Despicable Me 3 finds reformed villain Gru wrestling with the duties of domestication, a feeling clearly shared by the filmmakers, who labor at times to find a way to push the maturing franchise forward.

In 3, Gru (voice of Steve Carell) is father of three and a husband, with a job in law enforcement that he loses a few minutes into the film. He retreats to the basement man cave beneath his mortgaged suburban home to ponder unemployment, sitting amid the rusty shells of the thermonuclear missiles he once used to ransom world peace.

To make matters worse, he faces a mutiny of minions — they're as bored by Gru's new life as he is and strike out on their own.

Gru stews. Going straight has led only to failure as a breadwinner, and he misses the status he once enjoyed as the world's most feared and most horrible person. He waits for something to break the stalemate.

Enter Dru, the twin brother Gru didn't know he had, playboy leader of a country called Freedonia (are they Groucho Marx-ists?), where Gru and family immediately head for a visit.

Dru (Carell again) provides shock paddles to a movie that is close to flat-lining — an opening action sequence fizzles, and the movie wastes time reminding us who everyone is. As if, after viewing the Despicables and Minions movies 40 million times with your kids, you could ever forget.

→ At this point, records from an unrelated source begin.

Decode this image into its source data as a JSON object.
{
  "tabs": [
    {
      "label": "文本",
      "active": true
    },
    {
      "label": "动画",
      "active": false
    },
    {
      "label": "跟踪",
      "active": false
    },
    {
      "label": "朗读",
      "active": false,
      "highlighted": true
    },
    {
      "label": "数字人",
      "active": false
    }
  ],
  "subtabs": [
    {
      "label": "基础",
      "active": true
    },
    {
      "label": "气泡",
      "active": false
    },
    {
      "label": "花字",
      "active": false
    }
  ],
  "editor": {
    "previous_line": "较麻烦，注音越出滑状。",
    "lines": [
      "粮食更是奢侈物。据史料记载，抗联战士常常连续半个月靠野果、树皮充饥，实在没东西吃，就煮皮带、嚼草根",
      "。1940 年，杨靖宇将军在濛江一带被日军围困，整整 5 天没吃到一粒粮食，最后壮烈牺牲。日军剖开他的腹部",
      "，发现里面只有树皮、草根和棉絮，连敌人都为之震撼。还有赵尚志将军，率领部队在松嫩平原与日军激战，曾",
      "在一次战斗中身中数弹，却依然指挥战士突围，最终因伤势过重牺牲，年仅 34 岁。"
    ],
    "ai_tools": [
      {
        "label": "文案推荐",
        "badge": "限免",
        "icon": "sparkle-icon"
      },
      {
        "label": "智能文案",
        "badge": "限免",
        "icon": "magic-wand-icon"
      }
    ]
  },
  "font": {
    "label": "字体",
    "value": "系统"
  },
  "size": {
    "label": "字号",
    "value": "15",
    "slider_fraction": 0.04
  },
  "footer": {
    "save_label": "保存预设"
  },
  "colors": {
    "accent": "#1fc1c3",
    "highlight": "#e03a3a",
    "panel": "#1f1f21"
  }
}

The animators design Dru as a kind of Euro nitwit playboy (with his protrusion of long blond hair, he vaguely resembles Fabio) who lives in a swanky seaside villa. He is the incompetent heir to the family tradition of villainy and has summoned Gru to help him live down to their father's expectations. This of course adds to Gru's internal dad-vs.-bad struggle, resolved when he applies his skill set to defeating the world's reigning supervillain — Balthazar Bratt (Trey Parker).

Dru is a reasonably funny invention (Carell gets to do an even more-garbled Lugosi accent). Bratt, not so much. He's a former mullet-headed 1980s child star now bent on destroying the company town (Hollywood) that rejected him. Jokes about Reagan-era songs, toys, styles, and artifacts make demographic sense — they give mom and dad something to watch — but they need South Park's Parker to write them rather than merely voice them. And given the way animation can suspend the laws of physics, the climactic dance-off between Gru and Bratt seems under-imagined.

Also, the idea of stale pop-culture relics posing an existential threat to the entertainment industry feels less like a theme that will engage youngsters and more like the projected fears of the filmmakers themselves.

What keeps the movie watchable, for the most part, are the one-off flourishes built around incidental characters — Gru's daughter searching for a unicorn, and of course the reliable Minions, who go to a maximum-security penitentiary and immediately form its most hard-core gang.


Despicable Me 3

Directed by Kyle Balda, Pierre Coffin and Eric Guillon. Featuring the voices of Steve Carell, Kristen Wiig, Trey Parker, and Jenny Slate. Distributed by Universal Pictures.

Running time: 1 hour, 30 mins.

Parent's guide: PG (rude humor).

Playing at: Area theaters.